Mating in ferrets can be vigorous, prolonged and noisy, with the male grasping the female by the scruff of the neck and dragging her around the cage. Gestation lasts 40 to 44 days. An average of eight kits is born, weighing approximately 6 to 12g. Kits have voracious appetites, and should stay with their mother until they are at least eight weeks old.

Routine care

  • Regular checks should be done on the teeth, skin and hair coat, ears (the ear mite Otodectes cynotis is common) and anal area for evidence of diarrhoea. The nails may also need trimming. 
  • It is essential to control oestrus in jills, which are not to be bred. They should be spayed, or alternatively treated with hormones to suppress oestrus. 
  • Ferrets may need to be vaccinated against canine distemper, depending on the degree of biosecurity employed.
  • New arrivals of unknown health status may need faecal screening for pathogens such as Salmonella and Campylobacter, and blood sampling for haematology, serology, and biochemistry.
  • Ferrets which have been imported and those covered by a pet passport may need to be vaccinated against rabies.
  • Ferrets are not regarded as susceptible to feline panleucopenia, canine parvovirus, leptospirosis or mink enteritis.

Recognising poor welfare

Ferrets with poor welfare exhibit behavioural changes or physical signs including: 

  • Loss of appetite
  • Weight loss/loss of condition
  • Drinking more or less than normal 
  • Lethargy/sleeping more than usual 
  • Unusual swellings 
  • Skin changes
  • Alopecia or other change in hair coat  
  • Limping 
  • Unusual bleeding 
  • Sensitivity to touch 
  • Runny eyes or nose 
  • Unusual vocalisation

Summary: key features of good ferret husbandry

House in compatible social groups 
Keep in a secure, escape proof enclosure of sufficient height, to at least allow the animals to stand on their back legs
A smooth, non-slip solid floor, with substrate 
Provide sufficient space to allow separate areas for urination and defecation, eating and food storage, activity and resting/sleeping, and environmental enrichment
A vertical surface for scent marking and use as a latrine, well away from the eating and sleeping areas. Ferrets can also be trained to use a litter box
A warm, dry resting/sleeping chamber containing comfortable nesting material 
A complex and stimulating environment including, for example, containers and tubes, paper bags and  hammocks, water baths, ladders 
An appropriate environment with choice of microenvironment within the pen. Temperature in the range 15 to 24°C with appropriate humidity. 
Regular and confident handling 

 


Related resources

PDSA Taking care of your pet: Small furries
RSPCA Pet advice and welfare: ferrets
BVA AWF Caring for your ferrets

References
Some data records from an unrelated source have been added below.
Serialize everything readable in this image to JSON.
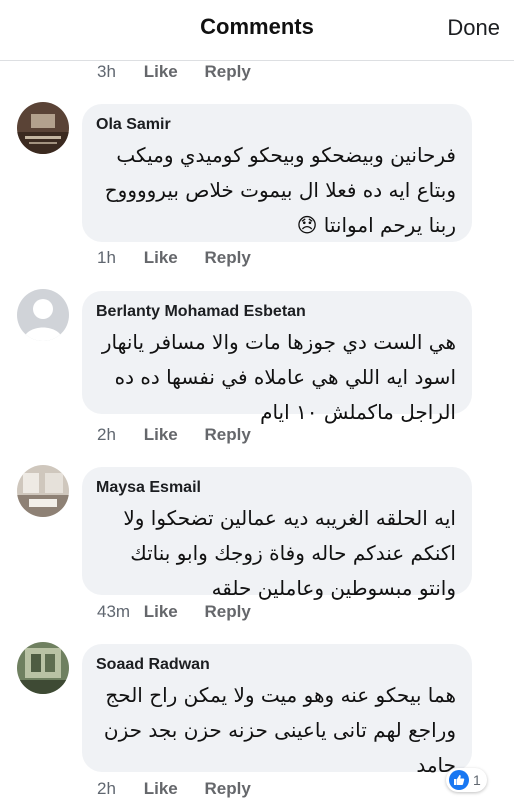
{
  "header": {
    "title": "Comments",
    "done_label": "Done"
  },
  "actions": {
    "like": "Like",
    "reply": "Reply"
  },
  "top_meta": {
    "time": "3h"
  },
  "comments": [
    {
      "author": "Ola Samir",
      "text": "فرحانين وبيضحكو وبيحكو كوميدي وميكب\nوبتاع ايه ده فعلا ال بيموت خلاص بيرووووح\nربنا يرحم اموانتا 😞",
      "time": "1h",
      "avatar": "profile-photo-brown"
    },
    {
      "author": "Berlanty Mohamad Esbetan",
      "text": "هي الست دي جوزها مات والا مسافر يانهار\nاسود ايه اللي هي عاملاه في نفسها ده ده\nالراجل ماكملش ١٠ ايام",
      "time": "2h",
      "avatar": "default-silhouette"
    },
    {
      "author": "Maysa Esmail",
      "text": "ايه الحلقه الغريبه ديه عمالين تضحكوا ولا\nاكنكم عندكم حاله وفاة زوجك وابو بناتك\nوانتو مبسوطين وعاملين حلقه",
      "time": "43m",
      "avatar": "profile-photo-room"
    },
    {
      "author": "Soaad Radwan",
      "text": "هما بيحكو عنه وهو ميت ولا يمكن راح الحج\nوراجع لهم تانى ياعينى حزنه حزن بجد حزن\nجامد",
      "time": "2h",
      "avatar": "profile-photo-green",
      "reaction": {
        "icon": "thumbs-up-icon",
        "count": "1"
      }
    }
  ],
  "colors": {
    "bubble": "#f0f2f5",
    "meta": "#606770",
    "like_blue": "#1877f2"
  }
}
  • Fox JG  (1998)  Biology and diseases of the ferret, 2nd Edition. Williams and Wilkins
  • Fox JG, Marini (2014) Biology and diseases of the ferret, 3rd Edition. John Wiley & Sons
  • Hubrecht R, Kirkwood J (Eds) (2010) The UFAW Handbook on the Care and Management of Laboratory and Other Research Animals, 8th Edition. Wiley-Blackwell
  • Keeble E, Meredith A (2009) BSAVA Manual of Rodents and Ferrets. BSAVA 
  • Lewington JH (2000) Ferret husbandry, medicine and surgery. Butterworth-Heinemann
  • Lewington JH (2007) Ferret husbandry, medicine and surgery Elsevier Saunders
  • Lloyd M (1999) Ferrets: Health, husbandry and diseases Wiley
  • Porter V, Brown N (1993) The complete book of ferrets D&M Publications
  • Quesenberry K, Carpenter J (2012) Ferrets, Rabbits, and Rodents: Clinical Medicine and Surgery, 3rd Edition. Elsevier 
  • Schoemaker NJ, Lumeij JT, Rijnberk A (2005) Current and future alternatives to surgical neutering in ferrets to prevent hyperadrenocorticism. Veterinary Medicine 100: 484–496
  • Talbot S, Freire R, Wassens S (2014) Effect of captivity and management on behaviour of the domestic ferret (Mustela putorius furo). Applied Animal Behaviour Science 151: 94–101
  • Van Oostrom H, Schoemaker NJ, Uilenreef JJ (2011) Pain management in ferrets. In: Paul Murphy J. Analgesia and pain management. Veterinary Clinics of North America Exotic Animal Practice 14(1): 105-116 
  • Wolfensohn S, Lloyd M (2013) Handbook of Laboratory Animal Management and Welfare, 4th Edition. Wiley Blackwell
Information provided by Maggie Lloyd, Red Kite Consultants
Last updated: December 2013